The task:
Return all the entries exactly, keeping pictures out.

Supplied data:
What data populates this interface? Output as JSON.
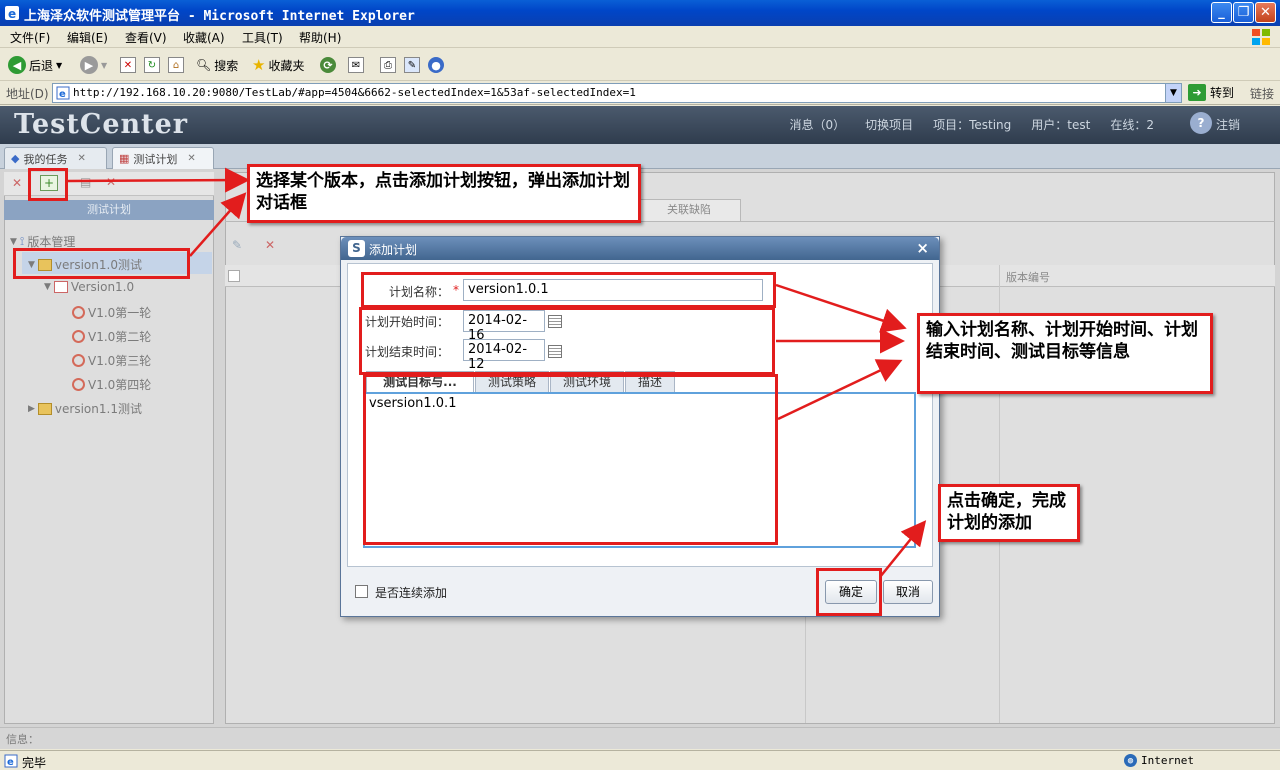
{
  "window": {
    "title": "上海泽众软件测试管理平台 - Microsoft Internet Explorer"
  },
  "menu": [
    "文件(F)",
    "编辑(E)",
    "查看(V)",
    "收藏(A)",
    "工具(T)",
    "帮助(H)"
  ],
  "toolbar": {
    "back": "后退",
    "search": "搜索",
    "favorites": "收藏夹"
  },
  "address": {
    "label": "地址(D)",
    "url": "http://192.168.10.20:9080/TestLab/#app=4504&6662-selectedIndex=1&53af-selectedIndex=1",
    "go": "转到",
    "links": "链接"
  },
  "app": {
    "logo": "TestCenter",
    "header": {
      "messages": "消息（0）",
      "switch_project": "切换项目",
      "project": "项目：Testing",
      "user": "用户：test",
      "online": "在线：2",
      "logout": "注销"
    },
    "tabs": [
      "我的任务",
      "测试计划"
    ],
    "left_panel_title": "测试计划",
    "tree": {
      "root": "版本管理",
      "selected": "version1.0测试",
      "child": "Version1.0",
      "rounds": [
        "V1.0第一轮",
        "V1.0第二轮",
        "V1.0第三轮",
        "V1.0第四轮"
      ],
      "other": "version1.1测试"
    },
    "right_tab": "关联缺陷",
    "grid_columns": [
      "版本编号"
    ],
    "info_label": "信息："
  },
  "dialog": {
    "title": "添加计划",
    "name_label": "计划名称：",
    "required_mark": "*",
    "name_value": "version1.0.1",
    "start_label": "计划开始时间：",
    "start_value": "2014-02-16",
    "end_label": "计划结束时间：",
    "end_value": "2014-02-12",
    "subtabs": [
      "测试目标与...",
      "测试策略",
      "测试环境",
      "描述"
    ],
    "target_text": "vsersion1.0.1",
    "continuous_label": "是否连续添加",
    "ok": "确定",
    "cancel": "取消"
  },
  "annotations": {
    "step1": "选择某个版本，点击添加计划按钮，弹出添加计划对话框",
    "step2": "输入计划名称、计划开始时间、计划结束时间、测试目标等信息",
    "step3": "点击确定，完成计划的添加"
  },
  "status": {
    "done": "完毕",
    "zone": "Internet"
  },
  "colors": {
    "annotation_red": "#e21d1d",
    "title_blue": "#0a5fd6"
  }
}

Task response:
What data populates this interface? Output as JSON.
{
  "window": {
    "title": "上海泽众软件测试管理平台 - Microsoft Internet Explorer"
  },
  "menu": [
    "文件(F)",
    "编辑(E)",
    "查看(V)",
    "收藏(A)",
    "工具(T)",
    "帮助(H)"
  ],
  "toolbar": {
    "back": "后退",
    "search": "搜索",
    "favorites": "收藏夹"
  },
  "address": {
    "label": "地址(D)",
    "url": "http://192.168.10.20:9080/TestLab/#app=4504&6662-selectedIndex=1&53af-selectedIndex=1",
    "go": "转到",
    "links": "链接"
  },
  "app": {
    "logo": "TestCenter",
    "header": {
      "messages": "消息（0）",
      "switch_project": "切换项目",
      "project": "项目：Testing",
      "user": "用户：test",
      "online": "在线：2",
      "logout": "注销"
    },
    "tabs": [
      "我的任务",
      "测试计划"
    ],
    "left_panel_title": "测试计划",
    "tree": {
      "root": "版本管理",
      "selected": "version1.0测试",
      "child": "Version1.0",
      "rounds": [
        "V1.0第一轮",
        "V1.0第二轮",
        "V1.0第三轮",
        "V1.0第四轮"
      ],
      "other": "version1.1测试"
    },
    "right_tab": "关联缺陷",
    "grid_columns": [
      "版本编号"
    ],
    "info_label": "信息："
  },
  "dialog": {
    "title": "添加计划",
    "name_label": "计划名称：",
    "required_mark": "*",
    "name_value": "version1.0.1",
    "start_label": "计划开始时间：",
    "start_value": "2014-02-16",
    "end_label": "计划结束时间：",
    "end_value": "2014-02-12",
    "subtabs": [
      "测试目标与...",
      "测试策略",
      "测试环境",
      "描述"
    ],
    "target_text": "vsersion1.0.1",
    "continuous_label": "是否连续添加",
    "ok": "确定",
    "cancel": "取消"
  },
  "annotations": {
    "step1": "选择某个版本，点击添加计划按钮，弹出添加计划对话框",
    "step2": "输入计划名称、计划开始时间、计划结束时间、测试目标等信息",
    "step3": "点击确定，完成计划的添加"
  },
  "status": {
    "done": "完毕",
    "zone": "Internet"
  },
  "colors": {
    "annotation_red": "#e21d1d",
    "title_blue": "#0a5fd6"
  }
}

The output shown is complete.